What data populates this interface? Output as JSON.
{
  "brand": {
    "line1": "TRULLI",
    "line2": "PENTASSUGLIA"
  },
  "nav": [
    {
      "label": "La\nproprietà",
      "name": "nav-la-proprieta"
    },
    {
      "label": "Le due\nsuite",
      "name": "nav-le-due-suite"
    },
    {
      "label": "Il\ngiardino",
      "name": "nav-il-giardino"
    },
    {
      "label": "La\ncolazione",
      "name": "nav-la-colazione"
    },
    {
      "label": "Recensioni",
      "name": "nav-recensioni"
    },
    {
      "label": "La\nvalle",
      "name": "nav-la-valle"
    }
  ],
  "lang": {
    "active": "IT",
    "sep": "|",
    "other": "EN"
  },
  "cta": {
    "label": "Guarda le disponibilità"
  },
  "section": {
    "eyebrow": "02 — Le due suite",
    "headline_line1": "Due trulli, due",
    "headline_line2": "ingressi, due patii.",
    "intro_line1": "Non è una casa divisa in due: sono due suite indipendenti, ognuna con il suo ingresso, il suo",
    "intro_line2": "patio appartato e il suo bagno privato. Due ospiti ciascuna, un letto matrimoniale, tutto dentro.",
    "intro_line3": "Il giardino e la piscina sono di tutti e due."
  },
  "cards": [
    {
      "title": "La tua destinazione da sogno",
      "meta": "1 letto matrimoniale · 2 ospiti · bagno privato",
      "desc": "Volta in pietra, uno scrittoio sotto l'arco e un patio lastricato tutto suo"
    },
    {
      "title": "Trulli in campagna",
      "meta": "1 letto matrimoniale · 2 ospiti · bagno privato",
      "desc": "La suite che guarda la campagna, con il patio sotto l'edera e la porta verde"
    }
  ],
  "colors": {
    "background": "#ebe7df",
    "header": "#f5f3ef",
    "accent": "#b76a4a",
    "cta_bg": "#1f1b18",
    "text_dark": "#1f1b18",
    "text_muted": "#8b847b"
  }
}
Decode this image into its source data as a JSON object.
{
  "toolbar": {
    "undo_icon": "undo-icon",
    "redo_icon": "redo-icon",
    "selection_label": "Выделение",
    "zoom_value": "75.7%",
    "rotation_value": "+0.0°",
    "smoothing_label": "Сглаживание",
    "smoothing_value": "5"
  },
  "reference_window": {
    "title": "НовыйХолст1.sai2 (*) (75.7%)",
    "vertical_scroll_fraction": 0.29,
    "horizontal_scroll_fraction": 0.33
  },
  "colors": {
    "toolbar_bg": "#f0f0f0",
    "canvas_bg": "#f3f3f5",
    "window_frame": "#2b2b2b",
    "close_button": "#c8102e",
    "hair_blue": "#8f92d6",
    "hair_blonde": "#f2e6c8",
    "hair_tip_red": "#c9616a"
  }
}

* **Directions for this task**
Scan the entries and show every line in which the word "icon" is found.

* **Result of the task**
    "undo_icon": "undo-icon",
    "redo_icon": "redo-icon",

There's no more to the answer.